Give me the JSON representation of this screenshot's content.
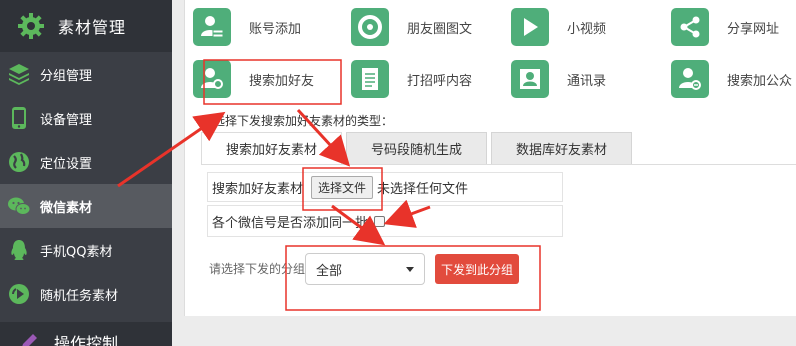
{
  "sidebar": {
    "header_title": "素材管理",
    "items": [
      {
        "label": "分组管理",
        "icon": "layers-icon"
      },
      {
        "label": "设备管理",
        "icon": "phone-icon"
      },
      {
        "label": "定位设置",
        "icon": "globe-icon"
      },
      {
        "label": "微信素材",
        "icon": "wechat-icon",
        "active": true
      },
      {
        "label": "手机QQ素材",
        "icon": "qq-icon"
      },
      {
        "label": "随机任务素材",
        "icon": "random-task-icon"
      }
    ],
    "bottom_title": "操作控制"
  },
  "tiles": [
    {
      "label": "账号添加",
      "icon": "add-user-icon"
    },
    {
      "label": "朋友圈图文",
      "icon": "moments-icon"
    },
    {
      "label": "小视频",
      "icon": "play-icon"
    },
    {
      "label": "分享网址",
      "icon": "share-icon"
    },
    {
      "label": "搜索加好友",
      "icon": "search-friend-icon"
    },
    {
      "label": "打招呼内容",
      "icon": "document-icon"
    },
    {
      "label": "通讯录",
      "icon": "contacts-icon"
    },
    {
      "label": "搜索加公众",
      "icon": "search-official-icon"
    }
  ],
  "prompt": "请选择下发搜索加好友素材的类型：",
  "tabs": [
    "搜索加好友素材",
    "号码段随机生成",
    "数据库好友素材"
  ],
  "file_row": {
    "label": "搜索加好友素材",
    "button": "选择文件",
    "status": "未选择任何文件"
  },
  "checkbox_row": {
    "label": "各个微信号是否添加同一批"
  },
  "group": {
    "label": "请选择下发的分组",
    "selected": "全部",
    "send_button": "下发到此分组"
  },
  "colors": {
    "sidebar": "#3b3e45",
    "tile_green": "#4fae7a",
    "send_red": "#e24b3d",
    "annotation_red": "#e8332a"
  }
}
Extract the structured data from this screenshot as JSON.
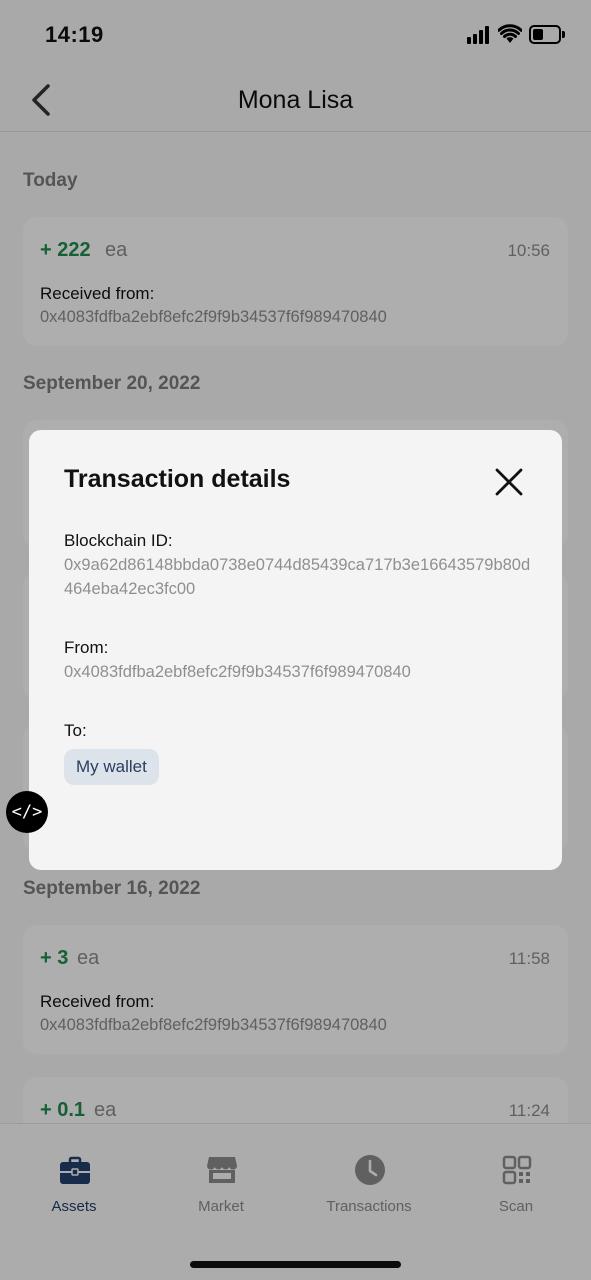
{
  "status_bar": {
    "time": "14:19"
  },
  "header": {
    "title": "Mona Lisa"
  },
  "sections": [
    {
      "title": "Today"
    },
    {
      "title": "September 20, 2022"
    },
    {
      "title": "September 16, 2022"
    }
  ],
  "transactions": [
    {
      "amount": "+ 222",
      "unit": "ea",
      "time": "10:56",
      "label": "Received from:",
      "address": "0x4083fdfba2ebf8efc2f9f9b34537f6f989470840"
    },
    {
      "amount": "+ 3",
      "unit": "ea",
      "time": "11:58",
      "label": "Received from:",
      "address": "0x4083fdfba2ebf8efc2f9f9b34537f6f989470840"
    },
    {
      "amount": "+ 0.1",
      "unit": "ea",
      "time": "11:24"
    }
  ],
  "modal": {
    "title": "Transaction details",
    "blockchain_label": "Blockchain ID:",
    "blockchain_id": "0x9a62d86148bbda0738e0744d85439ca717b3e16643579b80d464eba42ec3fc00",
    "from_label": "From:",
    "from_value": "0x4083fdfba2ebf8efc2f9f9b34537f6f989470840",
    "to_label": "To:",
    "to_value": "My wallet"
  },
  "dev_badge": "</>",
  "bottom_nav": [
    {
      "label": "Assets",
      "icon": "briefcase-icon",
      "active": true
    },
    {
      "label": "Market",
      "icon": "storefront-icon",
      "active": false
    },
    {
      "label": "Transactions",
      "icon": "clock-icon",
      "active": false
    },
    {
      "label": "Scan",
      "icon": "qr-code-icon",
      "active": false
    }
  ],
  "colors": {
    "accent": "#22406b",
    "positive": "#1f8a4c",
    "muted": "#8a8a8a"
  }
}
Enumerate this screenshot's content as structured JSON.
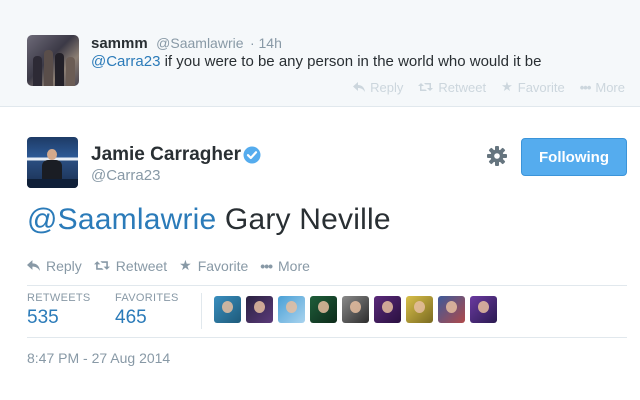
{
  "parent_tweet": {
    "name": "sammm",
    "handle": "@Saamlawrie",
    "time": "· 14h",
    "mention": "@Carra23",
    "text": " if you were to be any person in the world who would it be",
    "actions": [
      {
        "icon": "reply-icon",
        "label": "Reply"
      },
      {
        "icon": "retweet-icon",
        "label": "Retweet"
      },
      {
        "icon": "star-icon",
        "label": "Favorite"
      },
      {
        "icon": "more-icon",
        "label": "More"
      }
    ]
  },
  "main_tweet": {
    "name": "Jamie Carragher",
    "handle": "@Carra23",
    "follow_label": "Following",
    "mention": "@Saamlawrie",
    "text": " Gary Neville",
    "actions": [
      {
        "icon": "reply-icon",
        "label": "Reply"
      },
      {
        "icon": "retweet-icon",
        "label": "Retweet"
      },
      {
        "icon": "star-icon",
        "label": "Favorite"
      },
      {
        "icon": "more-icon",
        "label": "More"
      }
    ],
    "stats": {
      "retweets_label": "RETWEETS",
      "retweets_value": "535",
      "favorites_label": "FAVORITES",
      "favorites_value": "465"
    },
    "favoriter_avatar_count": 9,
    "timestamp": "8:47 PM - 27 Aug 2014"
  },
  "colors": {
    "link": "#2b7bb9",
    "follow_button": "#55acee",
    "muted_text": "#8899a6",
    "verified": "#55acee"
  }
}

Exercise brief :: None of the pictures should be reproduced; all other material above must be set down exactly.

Result of the exercise ::
Give me the JSON representation of this screenshot's content.
{
  "sidebar": {
    "header_title": "素材管理",
    "items": [
      {
        "label": "分组管理",
        "icon": "layers-icon"
      },
      {
        "label": "设备管理",
        "icon": "phone-icon"
      },
      {
        "label": "定位设置",
        "icon": "globe-icon"
      },
      {
        "label": "微信素材",
        "icon": "wechat-icon",
        "active": true
      },
      {
        "label": "手机QQ素材",
        "icon": "qq-icon"
      },
      {
        "label": "随机任务素材",
        "icon": "random-task-icon"
      }
    ],
    "bottom_title": "操作控制"
  },
  "tiles": [
    {
      "label": "账号添加",
      "icon": "add-user-icon"
    },
    {
      "label": "朋友圈图文",
      "icon": "moments-icon"
    },
    {
      "label": "小视频",
      "icon": "play-icon"
    },
    {
      "label": "分享网址",
      "icon": "share-icon"
    },
    {
      "label": "搜索加好友",
      "icon": "search-friend-icon"
    },
    {
      "label": "打招呼内容",
      "icon": "document-icon"
    },
    {
      "label": "通讯录",
      "icon": "contacts-icon"
    },
    {
      "label": "搜索加公众",
      "icon": "search-official-icon"
    }
  ],
  "prompt": "请选择下发搜索加好友素材的类型：",
  "tabs": [
    "搜索加好友素材",
    "号码段随机生成",
    "数据库好友素材"
  ],
  "file_row": {
    "label": "搜索加好友素材",
    "button": "选择文件",
    "status": "未选择任何文件"
  },
  "checkbox_row": {
    "label": "各个微信号是否添加同一批"
  },
  "group": {
    "label": "请选择下发的分组",
    "selected": "全部",
    "send_button": "下发到此分组"
  },
  "colors": {
    "sidebar": "#3b3e45",
    "tile_green": "#4fae7a",
    "send_red": "#e24b3d",
    "annotation_red": "#e8332a"
  }
}
Extract the structured data from this screenshot as JSON.
{
  "status_bar": {
    "time": "14:19"
  },
  "header": {
    "title": "Mona Lisa"
  },
  "sections": [
    {
      "title": "Today"
    },
    {
      "title": "September 20, 2022"
    },
    {
      "title": "September 16, 2022"
    }
  ],
  "transactions": [
    {
      "amount": "+ 222",
      "unit": "ea",
      "time": "10:56",
      "label": "Received from:",
      "address": "0x4083fdfba2ebf8efc2f9f9b34537f6f989470840"
    },
    {
      "amount": "+ 3",
      "unit": "ea",
      "time": "11:58",
      "label": "Received from:",
      "address": "0x4083fdfba2ebf8efc2f9f9b34537f6f989470840"
    },
    {
      "amount": "+ 0.1",
      "unit": "ea",
      "time": "11:24"
    }
  ],
  "modal": {
    "title": "Transaction details",
    "blockchain_label": "Blockchain ID:",
    "blockchain_id": "0x9a62d86148bbda0738e0744d85439ca717b3e16643579b80d464eba42ec3fc00",
    "from_label": "From:",
    "from_value": "0x4083fdfba2ebf8efc2f9f9b34537f6f989470840",
    "to_label": "To:",
    "to_value": "My wallet"
  },
  "dev_badge": "</>",
  "bottom_nav": [
    {
      "label": "Assets",
      "icon": "briefcase-icon",
      "active": true
    },
    {
      "label": "Market",
      "icon": "storefront-icon",
      "active": false
    },
    {
      "label": "Transactions",
      "icon": "clock-icon",
      "active": false
    },
    {
      "label": "Scan",
      "icon": "qr-code-icon",
      "active": false
    }
  ],
  "colors": {
    "accent": "#22406b",
    "positive": "#1f8a4c",
    "muted": "#8a8a8a"
  }
}
Enumerate this screenshot's content as structured JSON.
{
  "parent_tweet": {
    "name": "sammm",
    "handle": "@Saamlawrie",
    "time": "· 14h",
    "mention": "@Carra23",
    "text": " if you were to be any person in the world who would it be",
    "actions": [
      {
        "icon": "reply-icon",
        "label": "Reply"
      },
      {
        "icon": "retweet-icon",
        "label": "Retweet"
      },
      {
        "icon": "star-icon",
        "label": "Favorite"
      },
      {
        "icon": "more-icon",
        "label": "More"
      }
    ]
  },
  "main_tweet": {
    "name": "Jamie Carragher",
    "handle": "@Carra23",
    "follow_label": "Following",
    "mention": "@Saamlawrie",
    "text": " Gary Neville",
    "actions": [
      {
        "icon": "reply-icon",
        "label": "Reply"
      },
      {
        "icon": "retweet-icon",
        "label": "Retweet"
      },
      {
        "icon": "star-icon",
        "label": "Favorite"
      },
      {
        "icon": "more-icon",
        "label": "More"
      }
    ],
    "stats": {
      "retweets_label": "RETWEETS",
      "retweets_value": "535",
      "favorites_label": "FAVORITES",
      "favorites_value": "465"
    },
    "favoriter_avatar_count": 9,
    "timestamp": "8:47 PM - 27 Aug 2014"
  },
  "colors": {
    "link": "#2b7bb9",
    "follow_button": "#55acee",
    "muted_text": "#8899a6",
    "verified": "#55acee"
  }
}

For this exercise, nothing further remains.